"Well, I'd say games are probably the least democratic medium on the planet today so, rather than being on the cutting-edge of this, our industry is kind of the latecomer to the party," MacLaurin told our girly, pigtails-and-spreadsheets sister site GamesIndustry.biz.
"If there is one characteristic of our new century, it's the realisation that not only does everyone get fifteen minutes of fame, but that everyone has fifteen minutes of sheer brilliant genius. The internet has given us an efficient engine for harnessing that genius, and a lot of businesses are figuring out their role in this new landscape.
"I think that the games industry is coming out of a phase of being impressed with itself - 'Hey, we're bigger than movies' - and starting to address deeper cultural legitimacy, and the shorthand for that is diversity," he said.
Kodu, an Xbox 360-exclusive, promises an accessible game-creation package where children and adults alike can transform ideas into entertainment quickly and easily. MacLaurin believes this brand new programming language will spark all kinds of unique creations - a variety the industry needs to progress.
"The games industry of the 90s was kind of like having the major movie studios, but not having the independents, television, HBO, PBS, or reality television," said MacLaurin. "Even if you have a big old stack of DVDs, you can't watch blockbusters continuously. Everyone enjoys their documentary, their cheesy low-budget TV sci-fi, their news, their soap opera, their cartoon.
"This is the tip of the iceberg, and the key to making this happen is the democratisation of tools like XNA Game Studio, just like the video camera has remade mainstream media.
"I truly believe that software is the most expressive medium that has ever been created; it is in its embryonic infancy, but in software we have created a mirror of the human mind. To that extent, harnessing code for art is the deepest realisation of that potential - far too valuable to leave to specialists," he added.
MacLaurin acknowledged and praised LittleBigPlanet for its efforts in this area, but said the two titles are "about as similar as pinball and cross-country skiing". LBP, he explained, is a "a super-cool level-editor", whereas Kodu focuses on programming and creating all kinds of experiences.
For now, concluded MacLaurin, those experiences will be limited to the Kodu starting set of around 200 building blocks, as well as some other initial restrictions around launch. "But I can say," he added, "that we have not seen the limit of what you can express with this language."

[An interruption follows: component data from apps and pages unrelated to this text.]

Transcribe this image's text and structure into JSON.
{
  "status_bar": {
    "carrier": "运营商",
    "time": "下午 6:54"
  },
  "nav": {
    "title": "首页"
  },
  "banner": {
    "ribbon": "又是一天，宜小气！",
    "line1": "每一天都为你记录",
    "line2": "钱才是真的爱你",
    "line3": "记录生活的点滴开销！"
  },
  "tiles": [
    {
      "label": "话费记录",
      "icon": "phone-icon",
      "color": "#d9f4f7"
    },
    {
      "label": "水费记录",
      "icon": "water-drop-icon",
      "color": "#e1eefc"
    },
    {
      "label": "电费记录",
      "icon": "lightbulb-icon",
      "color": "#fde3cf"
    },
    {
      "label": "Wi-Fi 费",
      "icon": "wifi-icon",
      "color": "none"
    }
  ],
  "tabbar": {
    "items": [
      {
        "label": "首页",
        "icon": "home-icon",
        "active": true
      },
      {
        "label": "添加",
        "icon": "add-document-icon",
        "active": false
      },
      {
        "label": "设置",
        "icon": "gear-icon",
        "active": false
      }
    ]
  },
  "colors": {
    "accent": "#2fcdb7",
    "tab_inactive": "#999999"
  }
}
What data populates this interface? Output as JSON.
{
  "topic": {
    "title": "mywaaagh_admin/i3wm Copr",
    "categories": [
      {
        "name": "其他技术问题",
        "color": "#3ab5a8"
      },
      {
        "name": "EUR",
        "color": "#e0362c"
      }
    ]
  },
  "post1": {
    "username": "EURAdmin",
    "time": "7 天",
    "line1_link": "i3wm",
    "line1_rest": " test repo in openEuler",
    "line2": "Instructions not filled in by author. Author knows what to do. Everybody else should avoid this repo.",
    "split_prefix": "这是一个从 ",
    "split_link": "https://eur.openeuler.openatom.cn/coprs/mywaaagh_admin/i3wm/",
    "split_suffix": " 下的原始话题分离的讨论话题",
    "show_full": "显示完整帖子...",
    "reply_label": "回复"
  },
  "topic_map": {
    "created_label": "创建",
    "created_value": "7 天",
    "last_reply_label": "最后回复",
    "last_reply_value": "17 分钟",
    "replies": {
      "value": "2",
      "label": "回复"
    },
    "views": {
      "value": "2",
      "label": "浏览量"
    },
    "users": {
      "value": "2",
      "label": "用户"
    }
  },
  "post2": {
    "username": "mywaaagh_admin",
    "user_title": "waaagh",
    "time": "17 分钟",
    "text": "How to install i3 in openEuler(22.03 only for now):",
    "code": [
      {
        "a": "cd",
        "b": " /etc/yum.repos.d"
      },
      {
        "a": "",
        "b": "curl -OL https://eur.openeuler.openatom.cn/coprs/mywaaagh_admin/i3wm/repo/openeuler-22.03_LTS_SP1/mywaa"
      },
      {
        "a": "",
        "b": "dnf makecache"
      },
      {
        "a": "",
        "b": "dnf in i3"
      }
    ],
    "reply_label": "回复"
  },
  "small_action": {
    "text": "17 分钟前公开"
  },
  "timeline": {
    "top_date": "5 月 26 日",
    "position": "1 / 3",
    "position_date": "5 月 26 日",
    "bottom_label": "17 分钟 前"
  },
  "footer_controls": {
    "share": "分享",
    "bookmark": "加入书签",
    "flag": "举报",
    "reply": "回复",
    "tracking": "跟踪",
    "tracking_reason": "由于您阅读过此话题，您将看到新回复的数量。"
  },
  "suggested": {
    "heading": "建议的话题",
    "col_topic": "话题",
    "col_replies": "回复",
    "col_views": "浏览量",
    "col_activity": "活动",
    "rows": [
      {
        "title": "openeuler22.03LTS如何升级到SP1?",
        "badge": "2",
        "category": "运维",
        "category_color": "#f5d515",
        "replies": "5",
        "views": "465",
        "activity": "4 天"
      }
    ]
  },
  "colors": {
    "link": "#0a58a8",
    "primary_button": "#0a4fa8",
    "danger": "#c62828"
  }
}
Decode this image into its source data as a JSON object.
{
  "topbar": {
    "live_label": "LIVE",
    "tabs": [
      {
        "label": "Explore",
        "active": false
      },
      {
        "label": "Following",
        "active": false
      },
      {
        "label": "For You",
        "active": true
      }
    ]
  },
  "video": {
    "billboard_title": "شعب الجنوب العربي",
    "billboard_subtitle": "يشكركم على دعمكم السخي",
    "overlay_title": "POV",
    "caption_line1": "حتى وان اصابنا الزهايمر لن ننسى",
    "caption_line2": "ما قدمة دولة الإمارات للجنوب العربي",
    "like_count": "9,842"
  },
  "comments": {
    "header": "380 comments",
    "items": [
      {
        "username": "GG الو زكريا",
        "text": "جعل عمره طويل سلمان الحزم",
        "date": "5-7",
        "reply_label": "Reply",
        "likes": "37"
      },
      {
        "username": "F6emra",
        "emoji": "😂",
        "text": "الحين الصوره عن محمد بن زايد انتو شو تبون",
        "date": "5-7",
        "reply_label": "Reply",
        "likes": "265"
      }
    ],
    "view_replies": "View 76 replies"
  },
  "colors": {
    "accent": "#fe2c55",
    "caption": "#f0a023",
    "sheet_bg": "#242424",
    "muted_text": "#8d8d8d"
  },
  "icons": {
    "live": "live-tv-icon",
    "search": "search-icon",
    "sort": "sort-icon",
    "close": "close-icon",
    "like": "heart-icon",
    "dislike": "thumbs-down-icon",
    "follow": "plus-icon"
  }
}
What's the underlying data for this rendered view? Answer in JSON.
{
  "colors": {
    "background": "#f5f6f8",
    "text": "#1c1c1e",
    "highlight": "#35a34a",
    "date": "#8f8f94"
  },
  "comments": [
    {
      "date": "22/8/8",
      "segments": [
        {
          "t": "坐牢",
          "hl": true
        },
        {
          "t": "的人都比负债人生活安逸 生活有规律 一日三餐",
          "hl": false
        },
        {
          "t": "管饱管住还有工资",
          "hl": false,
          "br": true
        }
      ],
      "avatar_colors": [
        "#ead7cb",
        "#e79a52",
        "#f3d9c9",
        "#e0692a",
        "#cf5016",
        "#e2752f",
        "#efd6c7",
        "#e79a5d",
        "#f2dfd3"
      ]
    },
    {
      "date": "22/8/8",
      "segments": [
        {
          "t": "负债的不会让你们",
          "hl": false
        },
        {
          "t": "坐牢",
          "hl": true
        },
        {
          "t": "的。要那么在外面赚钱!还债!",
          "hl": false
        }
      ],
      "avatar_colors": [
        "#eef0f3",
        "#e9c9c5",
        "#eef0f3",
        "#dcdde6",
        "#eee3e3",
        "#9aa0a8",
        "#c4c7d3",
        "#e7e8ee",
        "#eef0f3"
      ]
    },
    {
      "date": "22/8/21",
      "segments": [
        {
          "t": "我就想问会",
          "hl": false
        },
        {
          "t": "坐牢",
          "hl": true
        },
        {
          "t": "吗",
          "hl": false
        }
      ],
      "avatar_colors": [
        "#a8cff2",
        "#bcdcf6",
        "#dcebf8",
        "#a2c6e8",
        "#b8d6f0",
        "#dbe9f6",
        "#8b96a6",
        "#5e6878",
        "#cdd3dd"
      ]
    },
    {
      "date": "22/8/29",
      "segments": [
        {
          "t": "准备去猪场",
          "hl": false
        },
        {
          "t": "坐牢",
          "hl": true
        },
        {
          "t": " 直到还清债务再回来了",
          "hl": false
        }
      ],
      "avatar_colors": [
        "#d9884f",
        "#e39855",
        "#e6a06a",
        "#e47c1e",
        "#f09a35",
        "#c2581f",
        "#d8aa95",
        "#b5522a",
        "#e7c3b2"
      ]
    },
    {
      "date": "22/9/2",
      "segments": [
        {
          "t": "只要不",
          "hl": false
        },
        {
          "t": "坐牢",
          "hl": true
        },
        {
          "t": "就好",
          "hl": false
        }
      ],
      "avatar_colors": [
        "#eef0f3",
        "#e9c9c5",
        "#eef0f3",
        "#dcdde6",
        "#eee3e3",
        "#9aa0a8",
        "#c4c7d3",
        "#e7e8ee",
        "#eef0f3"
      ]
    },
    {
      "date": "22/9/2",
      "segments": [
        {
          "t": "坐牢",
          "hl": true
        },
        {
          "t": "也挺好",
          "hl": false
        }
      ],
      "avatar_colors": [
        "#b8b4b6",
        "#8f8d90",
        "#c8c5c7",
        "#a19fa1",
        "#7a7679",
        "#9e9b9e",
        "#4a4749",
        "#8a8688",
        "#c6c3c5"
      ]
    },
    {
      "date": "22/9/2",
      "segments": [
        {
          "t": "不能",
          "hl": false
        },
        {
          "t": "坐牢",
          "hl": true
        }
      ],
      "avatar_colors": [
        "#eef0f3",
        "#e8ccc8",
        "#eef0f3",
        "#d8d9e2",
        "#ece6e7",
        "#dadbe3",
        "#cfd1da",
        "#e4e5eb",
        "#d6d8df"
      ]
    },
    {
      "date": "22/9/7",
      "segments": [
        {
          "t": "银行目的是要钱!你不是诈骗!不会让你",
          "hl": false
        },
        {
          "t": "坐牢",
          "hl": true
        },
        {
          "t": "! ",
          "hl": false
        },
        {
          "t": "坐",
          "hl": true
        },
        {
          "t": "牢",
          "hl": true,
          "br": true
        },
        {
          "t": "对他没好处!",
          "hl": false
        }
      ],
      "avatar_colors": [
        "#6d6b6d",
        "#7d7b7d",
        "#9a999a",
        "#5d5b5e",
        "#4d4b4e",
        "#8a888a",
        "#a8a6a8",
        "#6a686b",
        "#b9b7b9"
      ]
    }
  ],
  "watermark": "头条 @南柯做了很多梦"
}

Kodu is due to appear on the Xbox Live Community Games Channel this spring.
The full interview with Gary MacLaurin - in which he talks about how the game works and what can be created - can be found on GamesIndustry.biz.